Critical Medical Anthropology
Perspectives in and from Latin America
Edited by Jennie Gamlin, Sahra Gibbon, Paola M. Sesia, and Lina Berrío
Critical Medical Anthropology presents inspiring work from scholars doing and engaging with ethnographic research in or from Latin America, addressing themes that are central to contemporary Critical Medical Anthropology (CMA). This includes issues of inequality, embodiment of history, indigeneity, non-communicable diseases, gendered violence, migration, substance abuse, reproductive politics and judicialisation, as these relate to health.

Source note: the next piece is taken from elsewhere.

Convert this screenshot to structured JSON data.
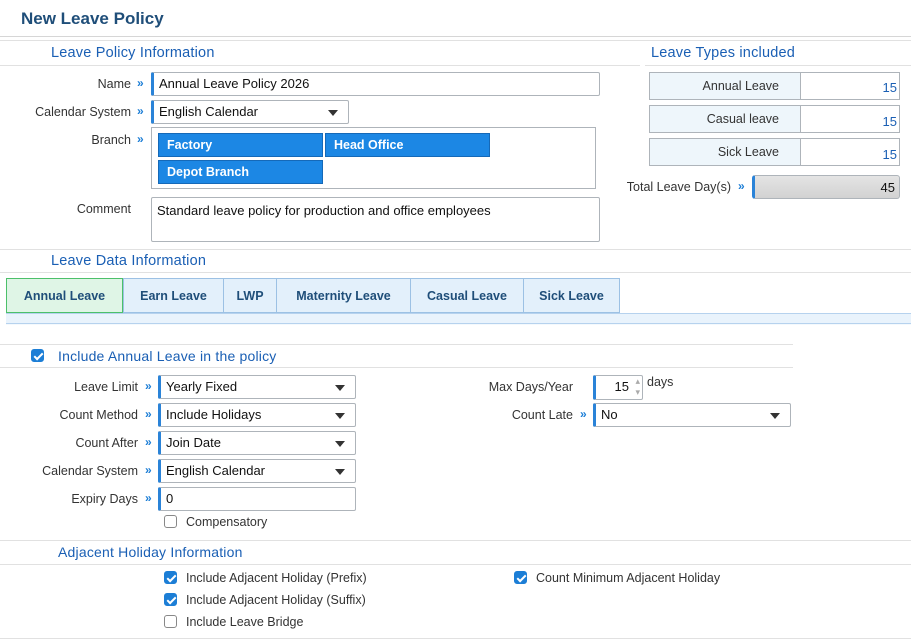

The collection of ethnographically informed research, including original theoretical contributions, reconsiders the broader relevance of CMA perspectives for addressing current global healthcare challenges from and of Latin America. It includes work spanning four countries in Latin America (Mexico, Brazil, Guatemala and Peru) as well as the trans-migratory contexts they connect and are defined by. By drawing on diverse social practices, it addresses challenges of central relevance to medical anthropology and global health, including reproduction and maternal health, sex work, rare and chronic diseases, the pharmaceutical industry and questions of agency, political economy, identity, ethnicity, and human rights.
'Critical Medical Anthropology offers thought-provoking interventions to understandings of health, illness and healthcare. It extends a legacy of critical anthropological research, inviting and stimulating south-north dialogue, while generating inspiring new thinking at the intersections of health, social justice, human rights and political economy.'- Ciara Kierans, University of Liverpool
Jennie Gamlin is Senior Wellcome Trust Fellow at the UCL Institute for Global Health. She works on decolonising gender and global health and critical theories of violence in Latin America.
Lina Berrio is Associate Professor of Medical Anthropology at CIESAS, Mexico. She works on reproductive and maternal health in indigenous and afrodescendant population.
Paola M. Sesia is Professor of Medical Anthropology at CIESAS, Mexico, and works on reproductive, maternal and indigenous health from a social justice and rights perspective.
Sahra Gibbon is Associate Professor in Medical Anthropology at UCL Anthropology. She works on the social and cultural aspects of developments in genomics and public health in the UK, Cuba and Brazil.
Preface: Critical medical anthropology in Latin America: Trends, contributions, possibilities
Paola M. Sesia, Jennie Gamlin, Sahra Gibbon and Lina Berrio
Part I: Intercultural health: Critical approaches and current challenges
1. Anthropological engagement and interdisciplinary research: The critical approach in indigenous health in Brazil
Esther Jean Langdon and Eliana E. Diehl
2. Critical anthropologies of maternal health: Theorising from the field in Mexican indigenous communities
3. Susto, the anthropology of fear, and critical medical anthropology in Mexico and Peru
4. Post-coital pharmaceuticals and abortion ambiguity: Avoiding unwanted pregnancy using emergency contraception and misoprostol in Lima, Peru
Part II: Globalisation and contemporary challenges of border spaces and biologised difference
5. Migrant trajectories and health experiences: Processes of health/illness/care for drug use among migrants in the Mexico-United States bbrder region
Olga Lidia Olivas Hernández
Rubén Muñoz, Carmen Fernández Casanueva, Sonia Morales Miranda and Kimberly C. Brouwer
7. The ethno-racial basis of chronic diseases: Re-thinking race and ethnicity from a critical epidemiological perspective
Melania Calestani and Laura Montesi
Part III: Political economy and judicialisation
8. Consultation rooms annexed to pharmacies: The Mexican private, low cost, health service system
Rosa María Osorio Carranza
9. Naming, framing and shaming through obstetric viloence: A critical approach to the judicialisation of maternal health rights violations in Mexico
Paola M. Sesia
10. Judicialisation and the politics of rare disease in Brazil: Re-thinking activism and inequalities
Waleska Aureliano and Sahra Gibbon
Critical Medical Anthropology offers thought-provoking interventions to understandings of health, illness and healthcare. It extends a legacy of critical anthropological research, inviting and stimulating south-north dialogue, while generating inspiring new thinking at the intersections of health, social justice, human rights and political economy.- Ciara Kierans, University of Liverpool
Size: 234 × 156 mm
4 B&W illustrations Illustrations
4 B&W illustrations
Copyright: © 2020
Publication: March 05, 2020
Series: Embodying Inequalities: Perspectives from Medical Anthropology